Task brief: Could you set down every entry below exactly as it is?

Dataset excerpts:
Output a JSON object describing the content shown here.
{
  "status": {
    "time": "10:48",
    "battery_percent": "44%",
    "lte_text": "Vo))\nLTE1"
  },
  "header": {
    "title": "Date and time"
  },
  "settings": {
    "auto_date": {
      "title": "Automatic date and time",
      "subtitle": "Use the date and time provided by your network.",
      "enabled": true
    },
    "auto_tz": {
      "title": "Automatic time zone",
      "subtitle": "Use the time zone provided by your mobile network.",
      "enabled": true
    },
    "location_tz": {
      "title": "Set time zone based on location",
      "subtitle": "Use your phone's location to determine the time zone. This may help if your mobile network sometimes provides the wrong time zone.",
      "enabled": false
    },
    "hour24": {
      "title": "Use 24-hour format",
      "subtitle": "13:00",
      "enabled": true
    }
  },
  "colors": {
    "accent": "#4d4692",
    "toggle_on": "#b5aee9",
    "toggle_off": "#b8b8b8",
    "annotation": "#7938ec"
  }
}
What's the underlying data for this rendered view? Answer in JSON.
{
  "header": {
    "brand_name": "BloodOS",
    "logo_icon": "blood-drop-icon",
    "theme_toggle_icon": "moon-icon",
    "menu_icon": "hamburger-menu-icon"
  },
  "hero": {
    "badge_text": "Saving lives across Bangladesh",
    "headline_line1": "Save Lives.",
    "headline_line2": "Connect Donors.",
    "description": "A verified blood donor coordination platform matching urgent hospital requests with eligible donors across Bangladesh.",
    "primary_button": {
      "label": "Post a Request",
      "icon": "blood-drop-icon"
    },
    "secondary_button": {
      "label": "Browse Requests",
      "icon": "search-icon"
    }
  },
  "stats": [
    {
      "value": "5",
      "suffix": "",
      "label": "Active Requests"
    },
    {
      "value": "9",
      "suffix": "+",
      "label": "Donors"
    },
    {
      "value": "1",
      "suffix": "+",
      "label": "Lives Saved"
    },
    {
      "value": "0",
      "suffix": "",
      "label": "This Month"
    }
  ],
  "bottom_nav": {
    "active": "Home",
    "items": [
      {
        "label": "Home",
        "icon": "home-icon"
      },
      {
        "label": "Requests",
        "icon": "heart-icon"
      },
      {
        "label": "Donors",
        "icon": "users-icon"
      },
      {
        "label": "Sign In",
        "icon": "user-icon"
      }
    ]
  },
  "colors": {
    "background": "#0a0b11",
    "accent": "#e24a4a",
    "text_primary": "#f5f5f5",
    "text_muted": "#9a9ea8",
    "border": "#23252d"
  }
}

Worked solution:
Output a JSON object describing the content shown here.
{
  "status": {
    "time": "10:48",
    "battery_percent": "44%",
    "lte_text": "Vo))\nLTE1"
  },
  "header": {
    "title": "Date and time"
  },
  "settings": {
    "auto_date": {
      "title": "Automatic date and time",
      "subtitle": "Use the date and time provided by your network.",
      "enabled": true
    },
    "auto_tz": {
      "title": "Automatic time zone",
      "subtitle": "Use the time zone provided by your mobile network.",
      "enabled": true
    },
    "location_tz": {
      "title": "Set time zone based on location",
      "subtitle": "Use your phone's location to determine the time zone. This may help if your mobile network sometimes provides the wrong time zone.",
      "enabled": false
    },
    "hour24": {
      "title": "Use 24-hour format",
      "subtitle": "13:00",
      "enabled": true
    }
  },
  "colors": {
    "accent": "#4d4692",
    "toggle_on": "#b5aee9",
    "toggle_off": "#b8b8b8",
    "annotation": "#7938ec"
  }
}
What's the underlying data for this rendered view? Answer in JSON.
{
  "header": {
    "brand_name": "BloodOS",
    "logo_icon": "blood-drop-icon",
    "theme_toggle_icon": "moon-icon",
    "menu_icon": "hamburger-menu-icon"
  },
  "hero": {
    "badge_text": "Saving lives across Bangladesh",
    "headline_line1": "Save Lives.",
    "headline_line2": "Connect Donors.",
    "description": "A verified blood donor coordination platform matching urgent hospital requests with eligible donors across Bangladesh.",
    "primary_button": {
      "label": "Post a Request",
      "icon": "blood-drop-icon"
    },
    "secondary_button": {
      "label": "Browse Requests",
      "icon": "search-icon"
    }
  },
  "stats": [
    {
      "value": "5",
      "suffix": "",
      "label": "Active Requests"
    },
    {
      "value": "9",
      "suffix": "+",
      "label": "Donors"
    },
    {
      "value": "1",
      "suffix": "+",
      "label": "Lives Saved"
    },
    {
      "value": "0",
      "suffix": "",
      "label": "This Month"
    }
  ],
  "bottom_nav": {
    "active": "Home",
    "items": [
      {
        "label": "Home",
        "icon": "home-icon"
      },
      {
        "label": "Requests",
        "icon": "heart-icon"
      },
      {
        "label": "Donors",
        "icon": "users-icon"
      },
      {
        "label": "Sign In",
        "icon": "user-icon"
      }
    ]
  },
  "colors": {
    "background": "#0a0b11",
    "accent": "#e24a4a",
    "text_primary": "#f5f5f5",
    "text_muted": "#9a9ea8",
    "border": "#23252d"
  }
}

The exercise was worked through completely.